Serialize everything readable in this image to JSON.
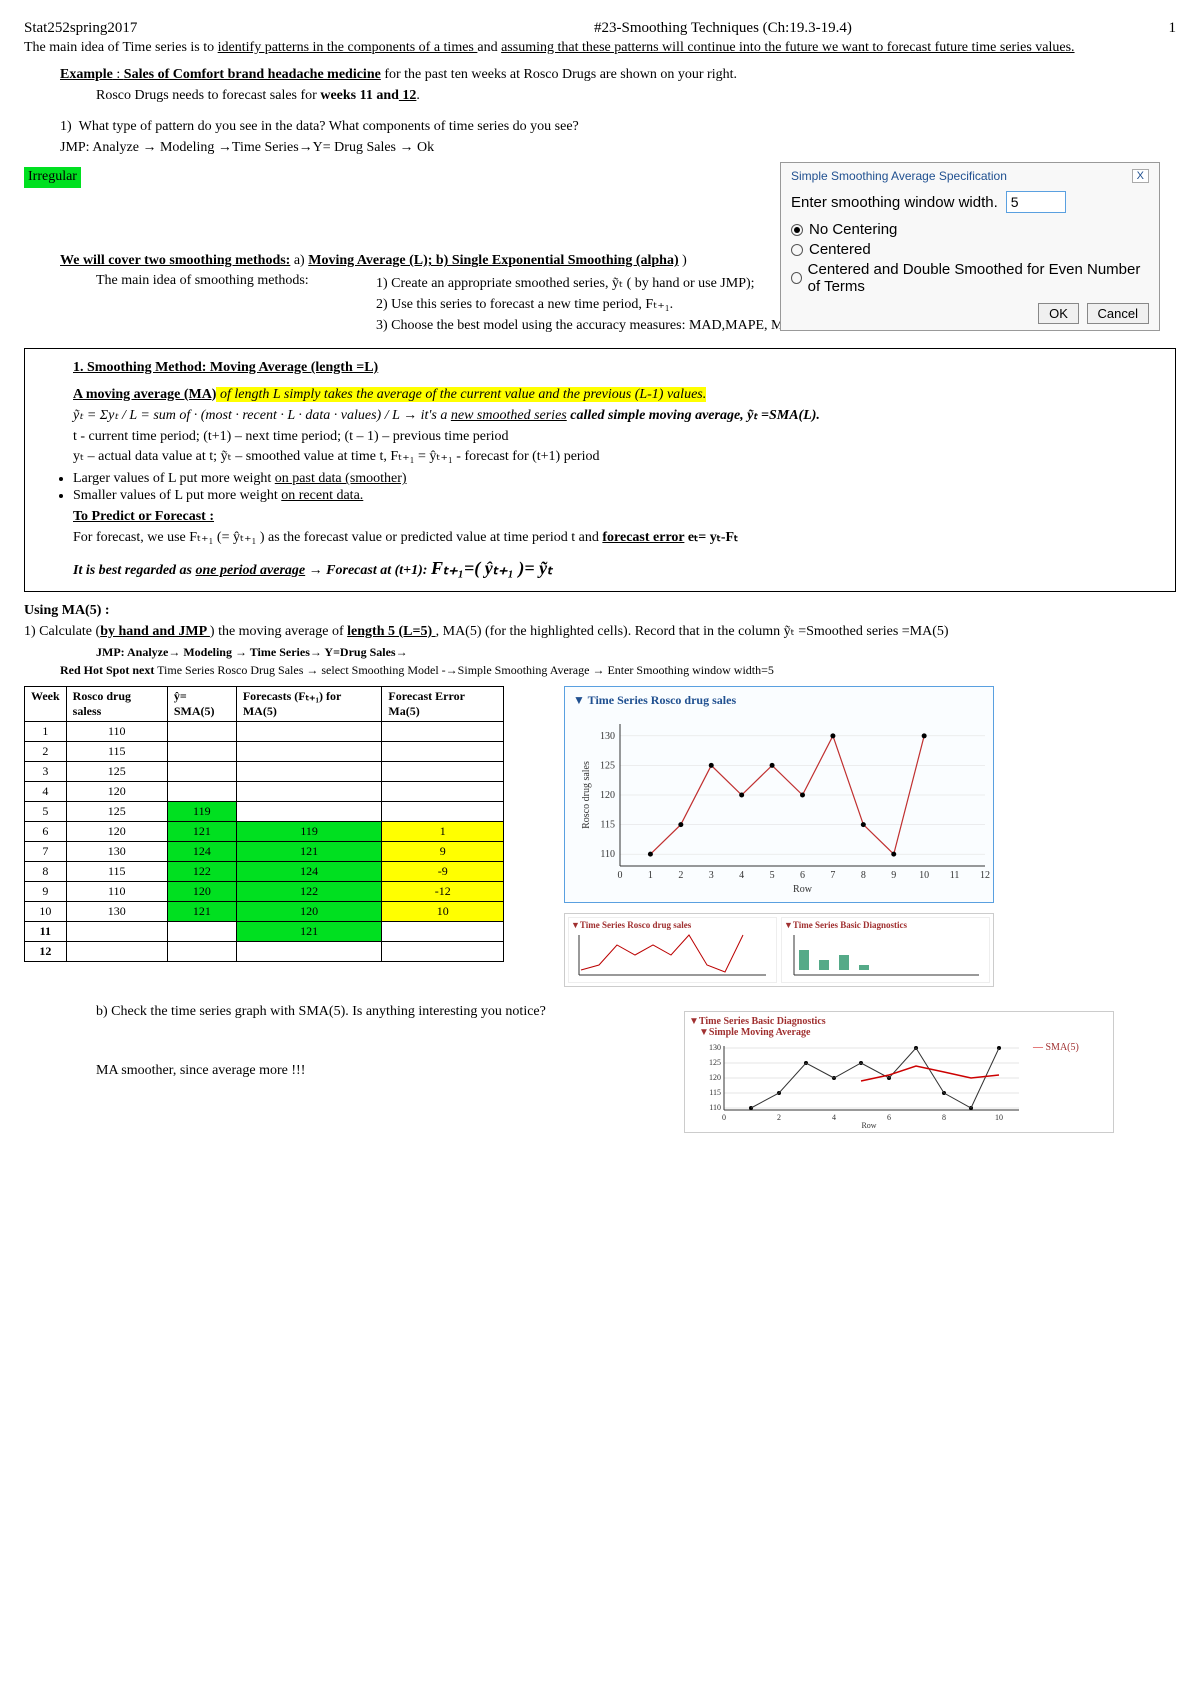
{
  "header": {
    "course": "Stat252spring2017",
    "title": "#23-Smoothing Techniques (Ch:19.3-19.4)",
    "page": "1"
  },
  "intro": {
    "line1a": "The main idea of Time series is to ",
    "line1b": "identify patterns in the components of a times ",
    "line1c": "and ",
    "line1d": "assuming that these patterns will continue into the future we want to forecast future time series values.",
    "example_pre": "Example",
    "example_title": "Sales of Comfort brand headache medicine",
    "example_rest": " for the past ten weeks at Rosco Drugs are shown on your right.",
    "rosco_line": "Rosco Drugs needs to forecast sales for ",
    "rosco_bold": "weeks 11 and",
    "rosco_bold2": " 12",
    "q1_num": "1)",
    "q1_text": "What type of pattern do you see in the data? What components of time series do you see?",
    "jmp_label": "JMP:",
    "jmp_path": "Analyze → Modeling →Time Series→Y= Drug Sales → Ok",
    "irregular": "Irregular"
  },
  "dialog": {
    "title": "Simple Smoothing Average Specification",
    "close": "X",
    "enter_label": "Enter smoothing window width.",
    "enter_value": "5",
    "r1": "No Centering",
    "r2": "Centered",
    "r3": "Centered and Double Smoothed for Even Number of Terms",
    "ok": "OK",
    "cancel": "Cancel"
  },
  "methods": {
    "cover_line_pre": "We will cover two smoothing methods:",
    "cover_line_a": " a) ",
    "cover_line_b": "Moving Average (L); b) Single Exponential Smoothing (alpha)",
    "cover_line_end": " )",
    "idea_label": "The main idea of smoothing methods:",
    "step1": "1) Create an appropriate smoothed series, ỹₜ ( by hand or use JMP);",
    "step2": "2)  Use this series to forecast a new time period, Fₜ₊₁.",
    "step3": "3)  Choose the best model using the accuracy measures: MAD,MAPE, MSD"
  },
  "box": {
    "h1": "1.   Smoothing Method: Moving Average (length =L)",
    "ma_line_pre": "A moving average (MA)",
    "ma_line_hl": " of length L simply takes the average of the current value and the previous (L-1) values.",
    "formula_text": "ỹₜ = Σyₜ / L = sum of · (most · recent · L · data · values) / L",
    "formula_after": " → it's a ",
    "formula_new": "new smoothed series",
    "formula_end": "  called simple moving average,  ỹₜ =SMA(L).",
    "defs1": "t - current time period; (t+1) – next time period; (t – 1) – previous time period",
    "defs2": "yₜ – actual data value at t;     ỹₜ – smoothed value  at time t,  Fₜ₊₁ = ŷₜ₊₁  - forecast for (t+1) period",
    "bul1a": "Larger values of L  put more weight ",
    "bul1b": "on past data (smoother)",
    "bul2a": "Smaller values of L  put more weight ",
    "bul2b": "on recent data.",
    "predict_h": "To Predict or Forecast :",
    "predict_line": "For forecast, we use Fₜ₊₁ (= ŷₜ₊₁ ) as the forecast value or predicted value at time period t and ",
    "predict_bold": "forecast error",
    "predict_eq": " eₜ= yₜ-Fₜ",
    "best_line_a": "It is best regarded as ",
    "best_line_b": "one period average",
    "best_line_c": " →  Forecast at (t+1):   ",
    "best_formula": "Fₜ₊₁=( ŷₜ₊₁ )=  ỹₜ"
  },
  "using": {
    "h": "Using MA(5) :",
    "step1_a": "1)  Calculate (",
    "step1_b": "by hand and JMP ",
    "step1_c": ") the moving average of ",
    "step1_d": "length 5 (L=5) ",
    "step1_e": ", MA(5) (for the highlighted cells).  Record that in the column  ỹₜ =Smoothed series =MA(5)",
    "jmp2": "JMP: Analyze→ Modeling → Time Series→ Y=Drug Sales→",
    "red_line": "Red Hot Spot next  Time Series Rosco Drug Sales → select Smoothing Model -→Simple Smoothing Average → Enter Smoothing window width=5",
    "b_line": "b)  Check the time series graph with SMA(5).  Is anything interesting you notice?",
    "ma_smoother": "MA smoother, since average more !!!"
  },
  "table": {
    "h_week": "Week",
    "h_sales": "Rosco drug saless",
    "h_sma": "ŷ= SMA(5)",
    "h_fc": "Forecasts (Fₜ₊₁) for MA(5)",
    "h_err": "Forecast Error Ma(5)",
    "rows": [
      {
        "week": "1",
        "sales": "110",
        "sma": "",
        "fc": "",
        "err": ""
      },
      {
        "week": "2",
        "sales": "115",
        "sma": "",
        "fc": "",
        "err": ""
      },
      {
        "week": "3",
        "sales": "125",
        "sma": "",
        "fc": "",
        "err": ""
      },
      {
        "week": "4",
        "sales": "120",
        "sma": "",
        "fc": "",
        "err": ""
      },
      {
        "week": "5",
        "sales": "125",
        "sma": "119",
        "fc": "",
        "err": ""
      },
      {
        "week": "6",
        "sales": "120",
        "sma": "121",
        "fc": "119",
        "err": "1"
      },
      {
        "week": "7",
        "sales": "130",
        "sma": "124",
        "fc": "121",
        "err": "9"
      },
      {
        "week": "8",
        "sales": "115",
        "sma": "122",
        "fc": "124",
        "err": "-9"
      },
      {
        "week": "9",
        "sales": "110",
        "sma": "120",
        "fc": "122",
        "err": "-12"
      },
      {
        "week": "10",
        "sales": "130",
        "sma": "121",
        "fc": "120",
        "err": "10"
      },
      {
        "week": "11",
        "sales": "",
        "sma": "",
        "fc": "121",
        "err": ""
      },
      {
        "week": "12",
        "sales": "",
        "sma": "",
        "fc": "",
        "err": ""
      }
    ]
  },
  "chart_data": {
    "type": "line",
    "title": "Time Series Rosco drug sales",
    "ylabel": "Rosco drug sales",
    "xlabel": "Row",
    "x": [
      1,
      2,
      3,
      4,
      5,
      6,
      7,
      8,
      9,
      10
    ],
    "values": [
      110,
      115,
      125,
      120,
      125,
      120,
      130,
      115,
      110,
      130
    ],
    "ylim": [
      108,
      132
    ],
    "xlim": [
      0,
      12
    ],
    "yticks": [
      110,
      115,
      120,
      125,
      130
    ],
    "xticks": [
      0,
      1,
      2,
      3,
      4,
      5,
      6,
      7,
      8,
      9,
      10,
      11,
      12
    ]
  },
  "small_panels": {
    "left_title": "Time Series Rosco drug sales",
    "right_title": "Time Series Basic Diagnostics"
  },
  "mov_avg": {
    "title1": "Time Series Basic Diagnostics",
    "title2": "Simple Moving Average",
    "legend": "SMA(5)",
    "yticks": [
      "110",
      "115",
      "120",
      "125",
      "130"
    ],
    "xticks": [
      "0",
      "2",
      "4",
      "6",
      "8",
      "10"
    ],
    "xlabel": "Row"
  }
}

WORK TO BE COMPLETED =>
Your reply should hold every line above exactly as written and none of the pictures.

RESULT OF THIS TASK =>
Serialize everything readable in this image to JSON.
{
  "header": {
    "course": "Stat252spring2017",
    "title": "#23-Smoothing Techniques (Ch:19.3-19.4)",
    "page": "1"
  },
  "intro": {
    "line1a": "The main idea of Time series is to ",
    "line1b": "identify patterns in the components of a times ",
    "line1c": "and ",
    "line1d": "assuming that these patterns will continue into the future we want to forecast future time series values.",
    "example_pre": "Example",
    "example_title": "Sales of Comfort brand headache medicine",
    "example_rest": " for the past ten weeks at Rosco Drugs are shown on your right.",
    "rosco_line": "Rosco Drugs needs to forecast sales for ",
    "rosco_bold": "weeks 11 and",
    "rosco_bold2": " 12",
    "q1_num": "1)",
    "q1_text": "What type of pattern do you see in the data? What components of time series do you see?",
    "jmp_label": "JMP:",
    "jmp_path": "Analyze → Modeling →Time Series→Y= Drug Sales → Ok",
    "irregular": "Irregular"
  },
  "dialog": {
    "title": "Simple Smoothing Average Specification",
    "close": "X",
    "enter_label": "Enter smoothing window width.",
    "enter_value": "5",
    "r1": "No Centering",
    "r2": "Centered",
    "r3": "Centered and Double Smoothed for Even Number of Terms",
    "ok": "OK",
    "cancel": "Cancel"
  },
  "methods": {
    "cover_line_pre": "We will cover two smoothing methods:",
    "cover_line_a": " a) ",
    "cover_line_b": "Moving Average (L); b) Single Exponential Smoothing (alpha)",
    "cover_line_end": " )",
    "idea_label": "The main idea of smoothing methods:",
    "step1": "1) Create an appropriate smoothed series, ỹₜ ( by hand or use JMP);",
    "step2": "2)  Use this series to forecast a new time period, Fₜ₊₁.",
    "step3": "3)  Choose the best model using the accuracy measures: MAD,MAPE, MSD"
  },
  "box": {
    "h1": "1.   Smoothing Method: Moving Average (length =L)",
    "ma_line_pre": "A moving average (MA)",
    "ma_line_hl": " of length L simply takes the average of the current value and the previous (L-1) values.",
    "formula_text": "ỹₜ = Σyₜ / L = sum of · (most · recent · L · data · values) / L",
    "formula_after": " → it's a ",
    "formula_new": "new smoothed series",
    "formula_end": "  called simple moving average,  ỹₜ =SMA(L).",
    "defs1": "t - current time period; (t+1) – next time period; (t – 1) – previous time period",
    "defs2": "yₜ – actual data value at t;     ỹₜ – smoothed value  at time t,  Fₜ₊₁ = ŷₜ₊₁  - forecast for (t+1) period",
    "bul1a": "Larger values of L  put more weight ",
    "bul1b": "on past data (smoother)",
    "bul2a": "Smaller values of L  put more weight ",
    "bul2b": "on recent data.",
    "predict_h": "To Predict or Forecast :",
    "predict_line": "For forecast, we use Fₜ₊₁ (= ŷₜ₊₁ ) as the forecast value or predicted value at time period t and ",
    "predict_bold": "forecast error",
    "predict_eq": " eₜ= yₜ-Fₜ",
    "best_line_a": "It is best regarded as ",
    "best_line_b": "one period average",
    "best_line_c": " →  Forecast at (t+1):   ",
    "best_formula": "Fₜ₊₁=( ŷₜ₊₁ )=  ỹₜ"
  },
  "using": {
    "h": "Using MA(5) :",
    "step1_a": "1)  Calculate (",
    "step1_b": "by hand and JMP ",
    "step1_c": ") the moving average of ",
    "step1_d": "length 5 (L=5) ",
    "step1_e": ", MA(5) (for the highlighted cells).  Record that in the column  ỹₜ =Smoothed series =MA(5)",
    "jmp2": "JMP: Analyze→ Modeling → Time Series→ Y=Drug Sales→",
    "red_line": "Red Hot Spot next  Time Series Rosco Drug Sales → select Smoothing Model -→Simple Smoothing Average → Enter Smoothing window width=5",
    "b_line": "b)  Check the time series graph with SMA(5).  Is anything interesting you notice?",
    "ma_smoother": "MA smoother, since average more !!!"
  },
  "table": {
    "h_week": "Week",
    "h_sales": "Rosco drug saless",
    "h_sma": "ŷ= SMA(5)",
    "h_fc": "Forecasts (Fₜ₊₁) for MA(5)",
    "h_err": "Forecast Error Ma(5)",
    "rows": [
      {
        "week": "1",
        "sales": "110",
        "sma": "",
        "fc": "",
        "err": ""
      },
      {
        "week": "2",
        "sales": "115",
        "sma": "",
        "fc": "",
        "err": ""
      },
      {
        "week": "3",
        "sales": "125",
        "sma": "",
        "fc": "",
        "err": ""
      },
      {
        "week": "4",
        "sales": "120",
        "sma": "",
        "fc": "",
        "err": ""
      },
      {
        "week": "5",
        "sales": "125",
        "sma": "119",
        "fc": "",
        "err": ""
      },
      {
        "week": "6",
        "sales": "120",
        "sma": "121",
        "fc": "119",
        "err": "1"
      },
      {
        "week": "7",
        "sales": "130",
        "sma": "124",
        "fc": "121",
        "err": "9"
      },
      {
        "week": "8",
        "sales": "115",
        "sma": "122",
        "fc": "124",
        "err": "-9"
      },
      {
        "week": "9",
        "sales": "110",
        "sma": "120",
        "fc": "122",
        "err": "-12"
      },
      {
        "week": "10",
        "sales": "130",
        "sma": "121",
        "fc": "120",
        "err": "10"
      },
      {
        "week": "11",
        "sales": "",
        "sma": "",
        "fc": "121",
        "err": ""
      },
      {
        "week": "12",
        "sales": "",
        "sma": "",
        "fc": "",
        "err": ""
      }
    ]
  },
  "chart_data": {
    "type": "line",
    "title": "Time Series Rosco drug sales",
    "ylabel": "Rosco drug sales",
    "xlabel": "Row",
    "x": [
      1,
      2,
      3,
      4,
      5,
      6,
      7,
      8,
      9,
      10
    ],
    "values": [
      110,
      115,
      125,
      120,
      125,
      120,
      130,
      115,
      110,
      130
    ],
    "ylim": [
      108,
      132
    ],
    "xlim": [
      0,
      12
    ],
    "yticks": [
      110,
      115,
      120,
      125,
      130
    ],
    "xticks": [
      0,
      1,
      2,
      3,
      4,
      5,
      6,
      7,
      8,
      9,
      10,
      11,
      12
    ]
  },
  "small_panels": {
    "left_title": "Time Series Rosco drug sales",
    "right_title": "Time Series Basic Diagnostics"
  },
  "mov_avg": {
    "title1": "Time Series Basic Diagnostics",
    "title2": "Simple Moving Average",
    "legend": "SMA(5)",
    "yticks": [
      "110",
      "115",
      "120",
      "125",
      "130"
    ],
    "xticks": [
      "0",
      "2",
      "4",
      "6",
      "8",
      "10"
    ],
    "xlabel": "Row"
  }
}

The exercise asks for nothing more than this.